In a recent interview Gabriela Quintero said that after their last album, Area 52, where they augmented their sound with a 13-piece Cuban orchestra, they wanted to go into the studio where "it was me and Rod, two guitars, two microphones and one engineer who pressed 'record.' And that's it."
The new album, 9 Dead Alive, is a musical tribute to eight long-gone people from different fields who influenced the lives of her and her musical partner, Rodrigo Sanchez. For example, the opening track, "Soundmaker" is a homage to Antonio de Torres Jurado, the inventor of the modern Spanish guitar. The inspirations for other tracks include Eleanor of Aquitaine, Harriet Tubman, Fyodor Dostoyevsky and Austrian psychiatrist Viktor Frankel. A ninth track from the duo, both vegans, is a "tribute to animals and the natural world," Quintero said, for their role in making us "more human."
"We kind of like to share what speaks to us on the personal level," she said, noting that their first album was a tribute to the people they met during their busking days, their album 11:11 was a tribute to musical influences such as Jimi Hendrix and Paco de Lucia.
The two guitarists met when they played for Tierra Acida, a metal band in Mexico. To try to turn a new page in their lives, the two took acoustic guitars and moved to Dublin, where they began a single-minded pursuit of re-inventing their music.
To make money, they began busking for spare change. Unlike many street musicians who are, at best, ignored, Rodrigo y Gabriela began to gather audiences who actually paid attention.
"We were playing to people that were into what we were doing," said Quintero.
They were not talking or just having a laugh. That made me a bit more anxious and nervous, but also looking forward to going back and playing. It makes you make more effort and a little bit more inspired to work on something.
During the time, they befriended an Irish bodhran frame drum player, and Gabriela adapted his strumming hand motions to her guitar.
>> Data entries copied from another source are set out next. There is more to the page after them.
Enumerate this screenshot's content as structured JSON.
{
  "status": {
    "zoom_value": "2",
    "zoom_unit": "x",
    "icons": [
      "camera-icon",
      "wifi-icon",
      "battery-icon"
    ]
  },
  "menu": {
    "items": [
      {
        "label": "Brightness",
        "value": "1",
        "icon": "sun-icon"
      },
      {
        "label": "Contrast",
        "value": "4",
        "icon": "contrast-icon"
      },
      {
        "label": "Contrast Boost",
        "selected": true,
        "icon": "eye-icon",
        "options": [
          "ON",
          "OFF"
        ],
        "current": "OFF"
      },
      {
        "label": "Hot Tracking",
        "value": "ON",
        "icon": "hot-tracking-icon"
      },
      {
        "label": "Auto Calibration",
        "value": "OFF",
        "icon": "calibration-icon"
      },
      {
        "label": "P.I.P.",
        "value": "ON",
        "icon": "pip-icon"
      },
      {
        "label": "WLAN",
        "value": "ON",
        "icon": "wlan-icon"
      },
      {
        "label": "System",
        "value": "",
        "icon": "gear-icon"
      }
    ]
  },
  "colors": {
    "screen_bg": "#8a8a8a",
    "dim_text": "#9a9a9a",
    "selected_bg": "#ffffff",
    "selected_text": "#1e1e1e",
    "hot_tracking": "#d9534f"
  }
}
While her style is reminiscent of flamenco's rasgueado strumming technique, she said, "I never got the flamenco rhythms right. I wish, because I love it." Instead of flamenco, the duo has tackled tunes that point to their metal days such as Metallica's "Orion" or Led Zeppelin's "Stairway to Heaven."
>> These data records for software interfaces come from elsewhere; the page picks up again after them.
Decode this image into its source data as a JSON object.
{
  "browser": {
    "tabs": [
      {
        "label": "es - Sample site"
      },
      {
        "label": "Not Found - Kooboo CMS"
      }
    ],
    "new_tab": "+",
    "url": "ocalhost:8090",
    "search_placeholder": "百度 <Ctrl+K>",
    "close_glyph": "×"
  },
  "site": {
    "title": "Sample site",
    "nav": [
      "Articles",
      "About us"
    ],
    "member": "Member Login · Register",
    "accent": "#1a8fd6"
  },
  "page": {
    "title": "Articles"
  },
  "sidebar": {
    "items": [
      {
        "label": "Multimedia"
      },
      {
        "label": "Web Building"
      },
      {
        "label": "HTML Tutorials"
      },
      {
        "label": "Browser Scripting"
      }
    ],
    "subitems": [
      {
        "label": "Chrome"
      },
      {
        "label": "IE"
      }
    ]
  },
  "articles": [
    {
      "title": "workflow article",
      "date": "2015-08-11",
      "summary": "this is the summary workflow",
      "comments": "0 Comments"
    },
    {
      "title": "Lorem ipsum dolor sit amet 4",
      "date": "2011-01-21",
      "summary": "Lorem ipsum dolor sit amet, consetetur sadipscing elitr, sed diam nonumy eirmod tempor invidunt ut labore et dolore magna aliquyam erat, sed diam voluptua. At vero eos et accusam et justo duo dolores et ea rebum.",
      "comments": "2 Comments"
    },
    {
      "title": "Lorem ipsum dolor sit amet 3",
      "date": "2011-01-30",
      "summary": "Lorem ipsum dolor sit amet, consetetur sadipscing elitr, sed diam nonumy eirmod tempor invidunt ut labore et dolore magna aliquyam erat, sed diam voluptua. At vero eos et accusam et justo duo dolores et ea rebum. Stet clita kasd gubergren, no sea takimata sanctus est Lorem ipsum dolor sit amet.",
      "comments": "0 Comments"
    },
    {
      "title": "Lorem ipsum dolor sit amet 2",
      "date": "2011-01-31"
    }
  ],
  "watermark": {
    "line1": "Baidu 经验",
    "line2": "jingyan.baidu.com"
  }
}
What captivated Dublin pedestrians eventually found them larger and larger audiences. Their devoted fans are as eclectic as their history, but their unique style has landed them on national television, the White House and festivals around the globe.
The new album, Quintero said, is "as if me and Rodrigo were playing in your living room with two guitars. That intimacy was very important for us to show and share with our audience and fans."
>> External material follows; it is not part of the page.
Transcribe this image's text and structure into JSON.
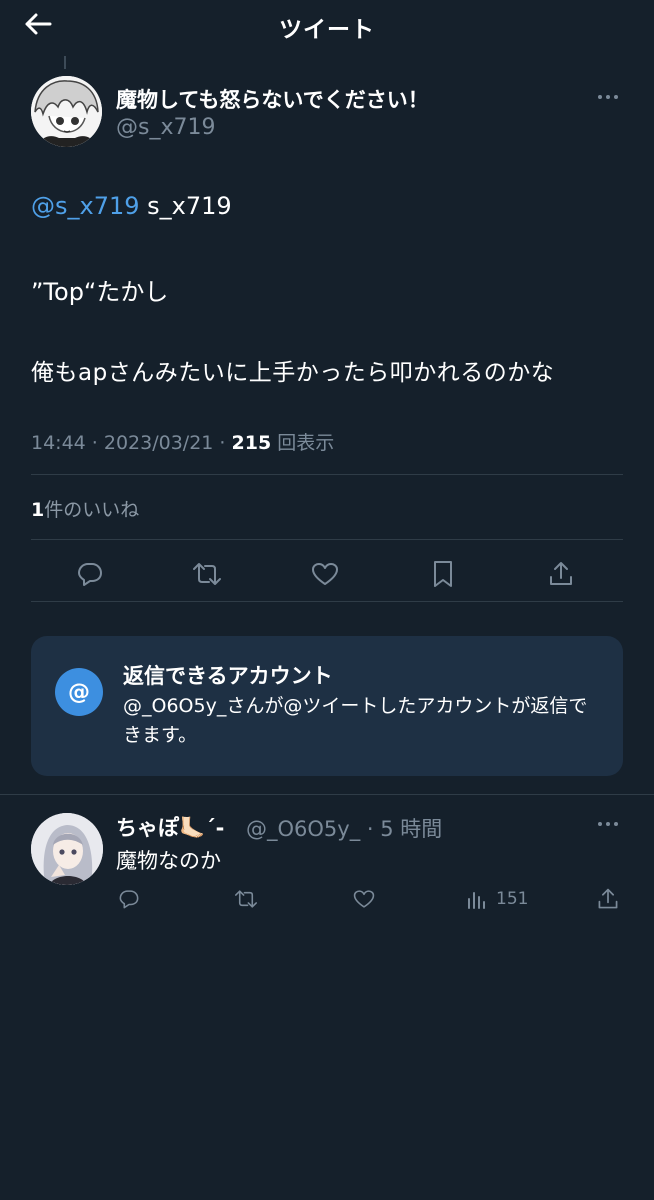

They are now embarking on a U.S tour. Quintero said, "we don't improvise like jazz musicians but we have a range of parts within our structure." She said their avoidance of soloing goes back to their days as metal fans when they'd go to see a favorite band. "We wanted to hear them play exactly the way they recorded on the album, but a lot of the time they didn't and me and Rod used to hate that," she said. "One day maybe we will become a little more relaxed about it."
Quintero said that typically Sanchez comes up with a song's melody and she works on the rhythm as they build the structure. As they build the song, she said she likes to keep the process "visceral... I don't judge the harmonies; I don't judge the chords." She noted that since neither of them have formal musical training, it can make it tougher to find something they are looking for, but, she added, "you are more innocent."
Rod and Gab playing "Hunaman" -- acoustic guitar duo as metal band
"Soundmaker" from their new album with text about its inspiration